Body contouring carves out its niche: A look at what's shaping up in cosmetic dermatology

Connecting the dots: Experts profile the link between metabolic syndrome and dermatologic disease

Which topicals work for scalp psoriasis?

June 2016

Allergic contact dermatitis

Biologic therapy adherence, discontinuation, switching, and restarting among patients with psoriasis in the US Medicare population

ORBIT: A retrospective observational study on biologic drug survival in daily practice 

2016 Summer Meeting Preview
AAD Meeting News

  • AAD President: 'Stay abreast of advancements in our specialty'

  • New hands-on workshops to debut at Summer Meeting

  • Sessions to cover practical approaches to psoriasis

  • Learning how to learn

  • New Boards' Fodder: Flaps

  • Race for the Case: A 70-year-old Caucasian man with a history of melanoma presented for his scheduled skin ...

Spring 2016

  • Year in review: Transforming lives

  • In partnership: Corporate partners integral to success

  • Members making a difference

Explore AAD publications

Online exclusives


JAAD video series

The JAAD now offers a series of videos featuring authors of articles detailing research and sharing study findings. You can find the videos on the JAAD home page.


Series on transplant dermatology available at JAAD Case Reports

Click on the video above to watch Vishal Patel, MD, give an overview of Complex Cases in Transplant Dermatology, a special supplement of JAAD Case Reports.



Body contouring carves out its niche

Evolving patient expectations for minimal downtime and decreased costs have helped fuel a growing market for non-invasive devices focused on skin tightening and smoothing as opposed to more aggressive re-volumizing procedures. The convenience and steadily shrinking size of these devices have also enabled patients to contour parts of the body outside traditional areas such as the stomach and thighs, allowing the neck, chest, legs, chin, and hands to emerge as potential canvases for cosmetic work. Keep reading!

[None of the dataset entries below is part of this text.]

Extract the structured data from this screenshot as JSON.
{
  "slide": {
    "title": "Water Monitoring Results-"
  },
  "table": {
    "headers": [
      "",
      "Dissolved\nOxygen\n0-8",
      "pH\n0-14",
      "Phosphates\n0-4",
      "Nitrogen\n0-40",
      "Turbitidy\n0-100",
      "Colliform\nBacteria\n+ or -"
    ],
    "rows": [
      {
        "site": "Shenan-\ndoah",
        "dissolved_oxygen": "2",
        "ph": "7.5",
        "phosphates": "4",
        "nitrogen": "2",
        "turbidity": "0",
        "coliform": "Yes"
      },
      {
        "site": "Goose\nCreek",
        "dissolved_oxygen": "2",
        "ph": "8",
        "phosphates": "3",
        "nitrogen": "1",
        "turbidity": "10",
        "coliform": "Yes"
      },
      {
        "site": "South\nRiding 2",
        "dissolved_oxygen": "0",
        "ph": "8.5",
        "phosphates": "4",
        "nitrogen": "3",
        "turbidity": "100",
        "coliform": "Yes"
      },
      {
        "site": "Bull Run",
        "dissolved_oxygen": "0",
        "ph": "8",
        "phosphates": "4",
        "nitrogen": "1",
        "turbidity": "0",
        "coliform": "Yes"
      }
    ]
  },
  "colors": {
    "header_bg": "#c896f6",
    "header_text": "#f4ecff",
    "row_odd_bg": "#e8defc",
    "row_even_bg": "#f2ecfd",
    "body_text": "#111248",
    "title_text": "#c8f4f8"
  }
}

Trending in research
Dermatology World’s Trending in Research video series features Nada Elbuluk, MD. In this video she discusses skin cancer and indoor tanning behaviors in sexual minorities and a new treatment for vitiligo and alopecia areata.